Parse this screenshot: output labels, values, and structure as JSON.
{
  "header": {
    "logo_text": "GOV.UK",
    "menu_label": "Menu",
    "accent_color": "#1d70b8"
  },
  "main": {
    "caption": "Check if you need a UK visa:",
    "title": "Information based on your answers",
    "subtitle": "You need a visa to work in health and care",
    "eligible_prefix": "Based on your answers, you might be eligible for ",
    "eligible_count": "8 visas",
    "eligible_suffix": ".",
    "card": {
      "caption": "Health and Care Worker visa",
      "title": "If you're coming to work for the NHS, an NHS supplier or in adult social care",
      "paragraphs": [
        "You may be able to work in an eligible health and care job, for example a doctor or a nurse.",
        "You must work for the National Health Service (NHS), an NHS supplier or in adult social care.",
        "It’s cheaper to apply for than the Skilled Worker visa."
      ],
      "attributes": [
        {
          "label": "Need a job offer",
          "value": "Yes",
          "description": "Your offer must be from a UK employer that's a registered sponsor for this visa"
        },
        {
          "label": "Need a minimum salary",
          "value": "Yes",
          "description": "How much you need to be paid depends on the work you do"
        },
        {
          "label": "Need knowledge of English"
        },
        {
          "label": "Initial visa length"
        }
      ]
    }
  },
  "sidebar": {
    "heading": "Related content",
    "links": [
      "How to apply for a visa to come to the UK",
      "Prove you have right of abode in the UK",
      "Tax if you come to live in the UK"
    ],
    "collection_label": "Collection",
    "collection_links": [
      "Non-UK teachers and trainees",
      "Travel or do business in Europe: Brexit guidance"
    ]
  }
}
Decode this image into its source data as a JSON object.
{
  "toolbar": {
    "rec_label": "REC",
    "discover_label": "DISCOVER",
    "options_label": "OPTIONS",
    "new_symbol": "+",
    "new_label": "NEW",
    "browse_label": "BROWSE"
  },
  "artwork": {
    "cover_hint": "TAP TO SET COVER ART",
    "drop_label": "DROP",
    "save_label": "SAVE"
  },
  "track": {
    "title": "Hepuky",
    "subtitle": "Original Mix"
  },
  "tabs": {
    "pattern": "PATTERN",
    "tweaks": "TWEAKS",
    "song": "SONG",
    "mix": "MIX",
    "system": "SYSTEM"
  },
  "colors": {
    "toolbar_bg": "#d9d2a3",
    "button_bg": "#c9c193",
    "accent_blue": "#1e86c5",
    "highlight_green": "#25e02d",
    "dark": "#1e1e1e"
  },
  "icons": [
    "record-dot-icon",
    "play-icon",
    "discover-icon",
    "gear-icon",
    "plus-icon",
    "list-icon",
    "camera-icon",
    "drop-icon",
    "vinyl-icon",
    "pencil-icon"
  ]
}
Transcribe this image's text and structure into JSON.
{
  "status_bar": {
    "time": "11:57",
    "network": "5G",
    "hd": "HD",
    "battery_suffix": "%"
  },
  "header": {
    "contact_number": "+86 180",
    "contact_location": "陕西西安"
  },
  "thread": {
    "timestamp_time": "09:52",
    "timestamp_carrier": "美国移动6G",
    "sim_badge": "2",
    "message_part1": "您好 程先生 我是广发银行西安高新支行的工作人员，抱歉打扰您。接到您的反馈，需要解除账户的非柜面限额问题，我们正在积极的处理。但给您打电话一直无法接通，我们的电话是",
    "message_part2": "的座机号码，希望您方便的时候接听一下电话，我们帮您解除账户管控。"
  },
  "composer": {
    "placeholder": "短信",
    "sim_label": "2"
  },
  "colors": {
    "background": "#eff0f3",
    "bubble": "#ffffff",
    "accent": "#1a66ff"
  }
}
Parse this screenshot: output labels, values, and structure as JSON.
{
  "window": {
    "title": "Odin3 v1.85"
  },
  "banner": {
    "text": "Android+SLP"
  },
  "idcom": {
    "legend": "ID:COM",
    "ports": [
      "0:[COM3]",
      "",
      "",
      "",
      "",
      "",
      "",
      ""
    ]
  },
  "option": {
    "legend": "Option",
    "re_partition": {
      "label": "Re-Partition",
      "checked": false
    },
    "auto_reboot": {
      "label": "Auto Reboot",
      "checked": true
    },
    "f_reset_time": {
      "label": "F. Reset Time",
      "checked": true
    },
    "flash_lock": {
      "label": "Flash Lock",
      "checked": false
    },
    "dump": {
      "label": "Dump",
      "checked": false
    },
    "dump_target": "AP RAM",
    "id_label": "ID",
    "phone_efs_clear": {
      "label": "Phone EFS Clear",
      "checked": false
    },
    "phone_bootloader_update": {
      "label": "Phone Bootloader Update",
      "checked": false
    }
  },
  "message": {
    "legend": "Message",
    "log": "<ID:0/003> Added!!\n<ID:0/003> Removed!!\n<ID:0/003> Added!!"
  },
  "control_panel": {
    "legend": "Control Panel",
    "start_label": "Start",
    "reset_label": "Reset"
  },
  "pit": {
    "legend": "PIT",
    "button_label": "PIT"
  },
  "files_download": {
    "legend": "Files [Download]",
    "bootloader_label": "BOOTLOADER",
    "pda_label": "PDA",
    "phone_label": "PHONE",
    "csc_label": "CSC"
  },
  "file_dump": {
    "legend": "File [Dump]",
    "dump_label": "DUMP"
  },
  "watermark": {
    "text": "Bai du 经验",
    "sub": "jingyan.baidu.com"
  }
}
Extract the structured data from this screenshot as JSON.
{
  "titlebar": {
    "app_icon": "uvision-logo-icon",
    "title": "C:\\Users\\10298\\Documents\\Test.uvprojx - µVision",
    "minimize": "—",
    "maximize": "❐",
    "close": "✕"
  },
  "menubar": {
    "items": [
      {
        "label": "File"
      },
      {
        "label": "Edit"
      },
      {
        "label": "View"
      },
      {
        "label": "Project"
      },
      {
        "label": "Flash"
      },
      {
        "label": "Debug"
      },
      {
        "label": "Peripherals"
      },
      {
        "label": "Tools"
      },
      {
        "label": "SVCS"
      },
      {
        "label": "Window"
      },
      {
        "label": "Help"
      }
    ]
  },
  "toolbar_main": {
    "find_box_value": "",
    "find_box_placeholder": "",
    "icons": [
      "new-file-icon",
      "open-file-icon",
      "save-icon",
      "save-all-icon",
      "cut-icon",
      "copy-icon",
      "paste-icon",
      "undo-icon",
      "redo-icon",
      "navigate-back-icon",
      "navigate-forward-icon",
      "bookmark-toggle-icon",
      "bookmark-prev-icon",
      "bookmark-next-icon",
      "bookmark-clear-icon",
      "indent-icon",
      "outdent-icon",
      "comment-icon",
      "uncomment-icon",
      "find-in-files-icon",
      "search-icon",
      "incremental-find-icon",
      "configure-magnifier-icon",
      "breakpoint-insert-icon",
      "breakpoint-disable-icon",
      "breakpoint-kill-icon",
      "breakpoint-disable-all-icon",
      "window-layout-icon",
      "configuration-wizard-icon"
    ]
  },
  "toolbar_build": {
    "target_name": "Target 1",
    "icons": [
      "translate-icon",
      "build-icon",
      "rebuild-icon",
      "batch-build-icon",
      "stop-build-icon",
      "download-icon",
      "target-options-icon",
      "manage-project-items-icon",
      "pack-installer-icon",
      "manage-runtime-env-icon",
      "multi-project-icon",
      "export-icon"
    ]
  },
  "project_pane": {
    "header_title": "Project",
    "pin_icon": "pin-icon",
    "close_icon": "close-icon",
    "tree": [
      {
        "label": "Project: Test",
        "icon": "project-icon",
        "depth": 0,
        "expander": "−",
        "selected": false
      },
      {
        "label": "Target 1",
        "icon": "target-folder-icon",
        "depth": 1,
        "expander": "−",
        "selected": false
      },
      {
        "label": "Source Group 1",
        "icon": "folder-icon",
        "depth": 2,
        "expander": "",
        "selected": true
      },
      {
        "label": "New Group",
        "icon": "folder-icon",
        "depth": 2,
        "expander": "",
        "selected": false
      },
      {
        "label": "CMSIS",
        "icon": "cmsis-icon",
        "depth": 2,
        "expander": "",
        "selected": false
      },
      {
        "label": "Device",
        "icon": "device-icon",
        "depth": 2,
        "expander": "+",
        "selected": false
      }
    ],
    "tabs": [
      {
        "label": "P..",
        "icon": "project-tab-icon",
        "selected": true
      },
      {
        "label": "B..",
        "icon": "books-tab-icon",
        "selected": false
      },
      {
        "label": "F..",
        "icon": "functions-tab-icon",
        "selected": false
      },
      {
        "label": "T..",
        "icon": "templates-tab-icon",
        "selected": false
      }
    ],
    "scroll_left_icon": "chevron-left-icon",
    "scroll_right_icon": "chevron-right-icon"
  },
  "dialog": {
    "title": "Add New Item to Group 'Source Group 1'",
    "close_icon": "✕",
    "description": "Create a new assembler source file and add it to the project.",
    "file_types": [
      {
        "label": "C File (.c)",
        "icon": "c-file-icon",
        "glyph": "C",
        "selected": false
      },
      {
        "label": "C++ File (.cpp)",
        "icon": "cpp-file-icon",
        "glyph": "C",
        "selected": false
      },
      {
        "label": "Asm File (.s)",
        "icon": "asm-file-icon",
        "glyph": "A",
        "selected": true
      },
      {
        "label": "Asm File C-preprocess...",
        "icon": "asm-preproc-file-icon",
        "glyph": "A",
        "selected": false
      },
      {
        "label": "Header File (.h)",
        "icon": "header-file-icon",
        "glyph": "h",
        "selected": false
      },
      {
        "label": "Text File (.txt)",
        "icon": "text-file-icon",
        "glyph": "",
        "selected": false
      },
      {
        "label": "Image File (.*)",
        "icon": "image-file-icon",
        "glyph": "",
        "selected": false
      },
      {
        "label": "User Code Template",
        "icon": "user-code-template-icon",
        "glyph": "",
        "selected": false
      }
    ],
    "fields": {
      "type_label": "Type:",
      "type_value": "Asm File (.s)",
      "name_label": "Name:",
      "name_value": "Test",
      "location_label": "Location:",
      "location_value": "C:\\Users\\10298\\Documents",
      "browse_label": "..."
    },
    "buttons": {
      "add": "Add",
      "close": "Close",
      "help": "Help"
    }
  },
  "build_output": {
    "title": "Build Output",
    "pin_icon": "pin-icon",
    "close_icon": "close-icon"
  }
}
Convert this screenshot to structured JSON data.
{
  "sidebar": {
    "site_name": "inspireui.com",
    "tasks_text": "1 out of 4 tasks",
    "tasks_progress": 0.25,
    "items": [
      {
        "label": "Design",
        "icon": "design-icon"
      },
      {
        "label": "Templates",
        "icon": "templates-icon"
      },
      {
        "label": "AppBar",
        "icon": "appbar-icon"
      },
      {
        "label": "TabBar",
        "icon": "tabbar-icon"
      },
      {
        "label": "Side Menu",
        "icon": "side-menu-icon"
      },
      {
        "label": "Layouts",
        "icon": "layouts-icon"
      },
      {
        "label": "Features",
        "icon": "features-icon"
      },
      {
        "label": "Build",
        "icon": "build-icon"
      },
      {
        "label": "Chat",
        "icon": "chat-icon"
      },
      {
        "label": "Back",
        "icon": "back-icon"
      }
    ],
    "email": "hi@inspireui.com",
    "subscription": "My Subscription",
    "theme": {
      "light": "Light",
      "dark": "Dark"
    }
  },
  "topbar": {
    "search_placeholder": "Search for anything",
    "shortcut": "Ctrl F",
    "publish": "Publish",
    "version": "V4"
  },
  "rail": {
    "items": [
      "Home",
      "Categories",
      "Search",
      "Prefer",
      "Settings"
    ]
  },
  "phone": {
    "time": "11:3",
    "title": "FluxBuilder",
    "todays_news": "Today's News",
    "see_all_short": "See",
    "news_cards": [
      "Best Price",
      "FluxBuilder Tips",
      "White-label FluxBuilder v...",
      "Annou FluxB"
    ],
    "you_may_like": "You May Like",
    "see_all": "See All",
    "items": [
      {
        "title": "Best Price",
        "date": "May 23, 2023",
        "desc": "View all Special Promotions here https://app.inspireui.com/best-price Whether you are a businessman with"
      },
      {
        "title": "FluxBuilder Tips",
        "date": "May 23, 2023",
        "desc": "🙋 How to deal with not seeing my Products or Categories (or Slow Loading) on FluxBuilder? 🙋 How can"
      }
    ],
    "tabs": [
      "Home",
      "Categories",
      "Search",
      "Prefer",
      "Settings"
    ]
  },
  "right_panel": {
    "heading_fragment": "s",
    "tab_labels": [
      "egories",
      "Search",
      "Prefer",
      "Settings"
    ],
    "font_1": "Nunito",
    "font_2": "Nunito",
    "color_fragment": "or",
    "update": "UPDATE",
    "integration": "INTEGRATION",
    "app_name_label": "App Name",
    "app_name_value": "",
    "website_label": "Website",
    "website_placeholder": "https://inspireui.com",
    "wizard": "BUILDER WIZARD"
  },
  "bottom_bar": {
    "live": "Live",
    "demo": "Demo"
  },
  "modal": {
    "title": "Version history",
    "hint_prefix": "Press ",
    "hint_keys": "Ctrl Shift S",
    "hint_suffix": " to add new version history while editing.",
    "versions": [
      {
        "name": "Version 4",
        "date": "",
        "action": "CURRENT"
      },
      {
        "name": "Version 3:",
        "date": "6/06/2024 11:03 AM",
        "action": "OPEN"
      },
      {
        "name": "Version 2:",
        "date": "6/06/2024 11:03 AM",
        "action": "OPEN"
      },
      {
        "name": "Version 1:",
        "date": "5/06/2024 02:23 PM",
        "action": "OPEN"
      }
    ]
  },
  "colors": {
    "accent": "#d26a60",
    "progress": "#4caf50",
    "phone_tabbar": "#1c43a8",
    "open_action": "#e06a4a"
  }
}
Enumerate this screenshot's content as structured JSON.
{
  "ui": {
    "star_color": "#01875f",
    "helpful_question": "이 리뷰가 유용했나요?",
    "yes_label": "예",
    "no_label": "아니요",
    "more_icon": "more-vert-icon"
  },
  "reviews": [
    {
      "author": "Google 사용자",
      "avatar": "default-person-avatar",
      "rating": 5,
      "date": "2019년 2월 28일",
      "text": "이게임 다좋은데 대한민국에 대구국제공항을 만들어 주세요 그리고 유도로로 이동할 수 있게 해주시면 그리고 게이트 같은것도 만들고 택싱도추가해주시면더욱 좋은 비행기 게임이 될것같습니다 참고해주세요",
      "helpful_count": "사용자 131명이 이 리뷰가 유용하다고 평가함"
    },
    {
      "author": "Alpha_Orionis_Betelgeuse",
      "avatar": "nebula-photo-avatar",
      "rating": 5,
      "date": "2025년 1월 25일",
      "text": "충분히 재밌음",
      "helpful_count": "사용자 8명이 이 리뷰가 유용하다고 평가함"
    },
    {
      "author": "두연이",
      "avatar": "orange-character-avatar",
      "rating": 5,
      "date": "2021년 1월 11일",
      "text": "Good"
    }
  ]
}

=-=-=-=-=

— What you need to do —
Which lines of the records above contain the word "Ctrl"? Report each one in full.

— Result of this task —
    "shortcut": "Ctrl F",
    "hint_keys": "Ctrl Shift S",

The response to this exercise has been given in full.